On 25th August, 2012, CUTS submitted its third Preliminary Information Report (PIR) before the Competition Commission of India against the global potash cartel operated by seven companies abroad having a detrimental impact on Indian imports of the mineral. The PIR is available at:
India and China are the biggest importers of potash with India being wholly reliant on imports to meet its needs for potassium, one of the key fertilisers for food production and is therefore severely impacted by the high prices of potash determined by the global cartel. A study by competition expert, Frederic Jenny estimates that assuming India imports an average of 6 million tonnes of potash per year during 2011-20, the significant overcharge it would end up paying on these imports would be financed to a large extent (50-100%) from a $1.5-billion ( 68,400 crore) annual subsidy granted by the government to the department of fertilisers. And while Indian negotiators have been requesting a 10% discount on spot prices, which are presently in the vicinity of US$ 500 per tonne, and have claimed in the past that if they cannot make a deal between $445 and $450 per tonne, they will investigate other options, Bill Doyle, CEO of Potash Corp. has reportedly said he doubted that there would be a long term boycott from India (given its reliance).
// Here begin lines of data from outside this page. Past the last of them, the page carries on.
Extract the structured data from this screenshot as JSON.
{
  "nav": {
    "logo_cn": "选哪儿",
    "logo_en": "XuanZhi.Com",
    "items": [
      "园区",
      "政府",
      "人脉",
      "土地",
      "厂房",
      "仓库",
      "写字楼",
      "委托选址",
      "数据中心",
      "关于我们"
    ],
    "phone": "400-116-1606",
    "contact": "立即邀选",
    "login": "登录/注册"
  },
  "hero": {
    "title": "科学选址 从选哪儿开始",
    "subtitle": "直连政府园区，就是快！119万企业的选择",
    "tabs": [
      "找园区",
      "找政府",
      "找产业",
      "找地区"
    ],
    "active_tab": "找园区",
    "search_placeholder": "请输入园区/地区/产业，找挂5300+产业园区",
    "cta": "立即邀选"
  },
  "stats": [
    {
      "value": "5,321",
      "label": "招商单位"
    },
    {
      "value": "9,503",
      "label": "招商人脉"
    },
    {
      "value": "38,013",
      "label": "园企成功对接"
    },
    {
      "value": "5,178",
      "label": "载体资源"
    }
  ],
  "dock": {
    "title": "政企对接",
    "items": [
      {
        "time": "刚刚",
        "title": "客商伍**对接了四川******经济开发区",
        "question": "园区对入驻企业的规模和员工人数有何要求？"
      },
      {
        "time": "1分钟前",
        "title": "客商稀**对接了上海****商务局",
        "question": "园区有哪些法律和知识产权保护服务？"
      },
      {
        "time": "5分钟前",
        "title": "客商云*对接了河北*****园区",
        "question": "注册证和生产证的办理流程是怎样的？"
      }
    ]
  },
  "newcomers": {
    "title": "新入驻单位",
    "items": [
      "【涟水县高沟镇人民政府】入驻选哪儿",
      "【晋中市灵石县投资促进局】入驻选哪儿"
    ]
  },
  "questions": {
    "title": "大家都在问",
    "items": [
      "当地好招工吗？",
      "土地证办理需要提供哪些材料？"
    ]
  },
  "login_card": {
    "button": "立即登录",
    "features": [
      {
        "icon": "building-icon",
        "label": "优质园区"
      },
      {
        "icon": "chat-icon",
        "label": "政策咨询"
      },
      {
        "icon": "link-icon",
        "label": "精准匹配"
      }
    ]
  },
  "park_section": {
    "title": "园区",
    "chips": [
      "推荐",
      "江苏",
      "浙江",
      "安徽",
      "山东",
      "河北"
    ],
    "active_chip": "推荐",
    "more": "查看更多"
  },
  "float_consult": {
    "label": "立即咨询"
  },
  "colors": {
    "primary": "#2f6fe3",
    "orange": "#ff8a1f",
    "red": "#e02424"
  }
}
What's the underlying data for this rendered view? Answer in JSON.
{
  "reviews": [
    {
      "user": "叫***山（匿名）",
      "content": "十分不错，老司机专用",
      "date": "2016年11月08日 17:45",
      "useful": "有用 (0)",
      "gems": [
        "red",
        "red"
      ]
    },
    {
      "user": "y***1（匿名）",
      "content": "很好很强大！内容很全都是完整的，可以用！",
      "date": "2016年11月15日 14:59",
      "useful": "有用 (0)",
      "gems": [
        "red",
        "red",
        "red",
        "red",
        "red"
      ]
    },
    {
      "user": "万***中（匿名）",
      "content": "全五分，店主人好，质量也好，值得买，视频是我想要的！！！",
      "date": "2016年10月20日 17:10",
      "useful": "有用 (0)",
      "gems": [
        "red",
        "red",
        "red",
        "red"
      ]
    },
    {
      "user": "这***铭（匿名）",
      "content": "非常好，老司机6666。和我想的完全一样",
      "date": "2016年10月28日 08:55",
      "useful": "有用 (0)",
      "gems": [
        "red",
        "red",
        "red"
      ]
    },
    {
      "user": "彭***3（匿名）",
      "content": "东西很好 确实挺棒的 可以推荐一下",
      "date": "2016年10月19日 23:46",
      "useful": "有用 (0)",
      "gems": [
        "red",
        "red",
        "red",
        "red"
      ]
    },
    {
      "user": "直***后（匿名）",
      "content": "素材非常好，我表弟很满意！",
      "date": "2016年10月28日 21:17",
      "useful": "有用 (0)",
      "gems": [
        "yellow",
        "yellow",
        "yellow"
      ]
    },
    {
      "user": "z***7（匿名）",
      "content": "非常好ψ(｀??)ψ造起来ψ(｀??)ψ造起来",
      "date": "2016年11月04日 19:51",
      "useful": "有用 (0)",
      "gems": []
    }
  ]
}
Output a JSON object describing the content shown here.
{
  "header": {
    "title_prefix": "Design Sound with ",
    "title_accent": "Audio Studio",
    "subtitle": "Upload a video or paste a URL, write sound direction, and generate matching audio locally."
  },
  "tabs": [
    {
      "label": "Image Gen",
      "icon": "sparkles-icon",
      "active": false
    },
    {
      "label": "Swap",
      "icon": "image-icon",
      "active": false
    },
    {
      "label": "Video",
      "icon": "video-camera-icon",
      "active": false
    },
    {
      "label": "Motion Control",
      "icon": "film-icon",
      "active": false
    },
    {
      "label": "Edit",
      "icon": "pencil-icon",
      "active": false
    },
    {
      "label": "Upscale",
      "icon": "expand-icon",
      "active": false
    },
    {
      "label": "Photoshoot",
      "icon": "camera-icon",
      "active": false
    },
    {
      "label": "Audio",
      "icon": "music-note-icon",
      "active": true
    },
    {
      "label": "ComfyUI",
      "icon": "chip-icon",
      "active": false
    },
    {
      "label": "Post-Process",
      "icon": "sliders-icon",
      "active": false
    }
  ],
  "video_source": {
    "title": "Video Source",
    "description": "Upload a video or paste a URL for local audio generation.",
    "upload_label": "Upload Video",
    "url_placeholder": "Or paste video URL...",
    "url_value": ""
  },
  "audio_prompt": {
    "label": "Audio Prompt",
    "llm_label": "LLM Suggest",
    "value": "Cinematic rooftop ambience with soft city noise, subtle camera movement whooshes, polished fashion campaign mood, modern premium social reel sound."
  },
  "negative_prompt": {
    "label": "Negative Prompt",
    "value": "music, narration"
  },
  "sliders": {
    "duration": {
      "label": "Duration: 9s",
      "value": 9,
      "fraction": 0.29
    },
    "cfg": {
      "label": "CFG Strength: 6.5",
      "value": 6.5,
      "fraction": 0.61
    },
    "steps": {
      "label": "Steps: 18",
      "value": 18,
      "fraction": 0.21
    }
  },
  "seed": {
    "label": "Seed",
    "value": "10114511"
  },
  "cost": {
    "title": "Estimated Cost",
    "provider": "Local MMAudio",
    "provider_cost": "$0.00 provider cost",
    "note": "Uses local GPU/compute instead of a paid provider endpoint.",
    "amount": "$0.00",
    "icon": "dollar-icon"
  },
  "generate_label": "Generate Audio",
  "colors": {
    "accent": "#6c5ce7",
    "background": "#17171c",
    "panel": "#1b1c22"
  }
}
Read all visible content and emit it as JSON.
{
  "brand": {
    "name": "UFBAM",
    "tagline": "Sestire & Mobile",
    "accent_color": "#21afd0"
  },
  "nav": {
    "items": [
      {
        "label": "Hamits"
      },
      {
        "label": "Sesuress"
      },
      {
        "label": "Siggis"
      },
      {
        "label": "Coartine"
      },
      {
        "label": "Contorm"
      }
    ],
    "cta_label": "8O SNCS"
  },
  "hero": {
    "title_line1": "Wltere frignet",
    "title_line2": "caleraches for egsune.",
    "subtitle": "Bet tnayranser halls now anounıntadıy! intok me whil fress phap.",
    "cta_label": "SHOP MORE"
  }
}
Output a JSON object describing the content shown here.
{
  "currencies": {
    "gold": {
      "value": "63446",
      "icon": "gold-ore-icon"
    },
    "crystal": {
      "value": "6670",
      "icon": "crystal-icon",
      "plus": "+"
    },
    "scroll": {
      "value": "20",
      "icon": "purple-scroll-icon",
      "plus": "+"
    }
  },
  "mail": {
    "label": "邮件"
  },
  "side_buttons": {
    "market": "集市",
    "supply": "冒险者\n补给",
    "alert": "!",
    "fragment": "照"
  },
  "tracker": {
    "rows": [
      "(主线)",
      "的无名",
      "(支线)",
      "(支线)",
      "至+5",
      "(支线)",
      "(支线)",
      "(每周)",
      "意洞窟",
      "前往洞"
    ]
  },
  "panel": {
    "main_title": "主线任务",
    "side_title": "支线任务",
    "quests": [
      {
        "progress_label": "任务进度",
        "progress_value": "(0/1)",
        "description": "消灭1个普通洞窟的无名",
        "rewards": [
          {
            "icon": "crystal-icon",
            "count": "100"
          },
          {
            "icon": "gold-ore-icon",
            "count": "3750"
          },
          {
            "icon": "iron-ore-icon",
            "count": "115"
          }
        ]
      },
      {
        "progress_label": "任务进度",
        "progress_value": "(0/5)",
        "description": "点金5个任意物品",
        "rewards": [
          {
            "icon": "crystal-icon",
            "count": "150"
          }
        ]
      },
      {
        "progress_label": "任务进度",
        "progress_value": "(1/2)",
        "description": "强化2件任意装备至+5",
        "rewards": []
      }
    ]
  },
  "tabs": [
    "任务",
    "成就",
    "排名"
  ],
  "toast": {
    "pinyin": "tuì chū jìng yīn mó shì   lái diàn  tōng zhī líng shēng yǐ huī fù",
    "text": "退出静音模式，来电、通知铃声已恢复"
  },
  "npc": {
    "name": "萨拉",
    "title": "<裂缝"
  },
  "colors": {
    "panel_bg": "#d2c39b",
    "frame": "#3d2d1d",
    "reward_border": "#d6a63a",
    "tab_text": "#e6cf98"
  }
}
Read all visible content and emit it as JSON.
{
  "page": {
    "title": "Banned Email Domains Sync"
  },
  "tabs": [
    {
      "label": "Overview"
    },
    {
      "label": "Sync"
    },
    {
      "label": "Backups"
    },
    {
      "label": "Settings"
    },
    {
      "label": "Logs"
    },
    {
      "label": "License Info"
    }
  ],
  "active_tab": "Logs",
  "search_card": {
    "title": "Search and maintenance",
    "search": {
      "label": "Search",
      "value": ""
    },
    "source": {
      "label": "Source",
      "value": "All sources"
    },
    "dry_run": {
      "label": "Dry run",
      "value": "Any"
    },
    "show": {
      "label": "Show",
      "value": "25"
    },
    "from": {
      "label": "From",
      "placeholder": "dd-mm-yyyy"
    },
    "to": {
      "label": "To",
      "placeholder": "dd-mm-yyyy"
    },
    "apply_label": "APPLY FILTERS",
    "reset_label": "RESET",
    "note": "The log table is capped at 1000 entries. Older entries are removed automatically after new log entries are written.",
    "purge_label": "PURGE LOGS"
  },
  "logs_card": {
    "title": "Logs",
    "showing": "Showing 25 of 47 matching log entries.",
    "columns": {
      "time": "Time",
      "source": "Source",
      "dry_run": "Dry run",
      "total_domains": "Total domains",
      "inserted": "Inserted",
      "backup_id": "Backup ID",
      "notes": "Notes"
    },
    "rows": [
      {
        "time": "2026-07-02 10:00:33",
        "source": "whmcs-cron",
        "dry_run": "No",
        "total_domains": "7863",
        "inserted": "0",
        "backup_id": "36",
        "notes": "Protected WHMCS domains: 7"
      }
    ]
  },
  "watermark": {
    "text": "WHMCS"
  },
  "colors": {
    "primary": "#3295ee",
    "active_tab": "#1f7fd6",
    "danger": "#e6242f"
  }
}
CUTS has requested the competition watchdog to undertake an investigation under Section 19 of the Competition Act for an act taking place outside India that has or is likely to have an appreciable adverse effect on competition in India vide Section 32 of the Competition Act (the “effects doctrine”) against the global potash cartel.
A case has been revived by a U.S. court in a ruling dated June 27, 2012 against the cartel which comprises seven companies, one of which being a U.S. based company. The United States operates explicit exemption for export cartels under the Webb Pomerene Act of 1918. India along with several other jurisdictions provides an implicit exemption. Nonetheless, the United States has decided to take further action through the extraterritorial reach of U.S. antitrust rules against the cartel based on a case filed by domestic potash buyers.
CCI is therefore requested to take suitable action under Section 32 of the Competition Act which empowers it to undertake investigation under Section 19 of the Competition Act on the domestic impact of the global potash cartel and its activities and pass such orders as it may deem fit within the provisions of the Act.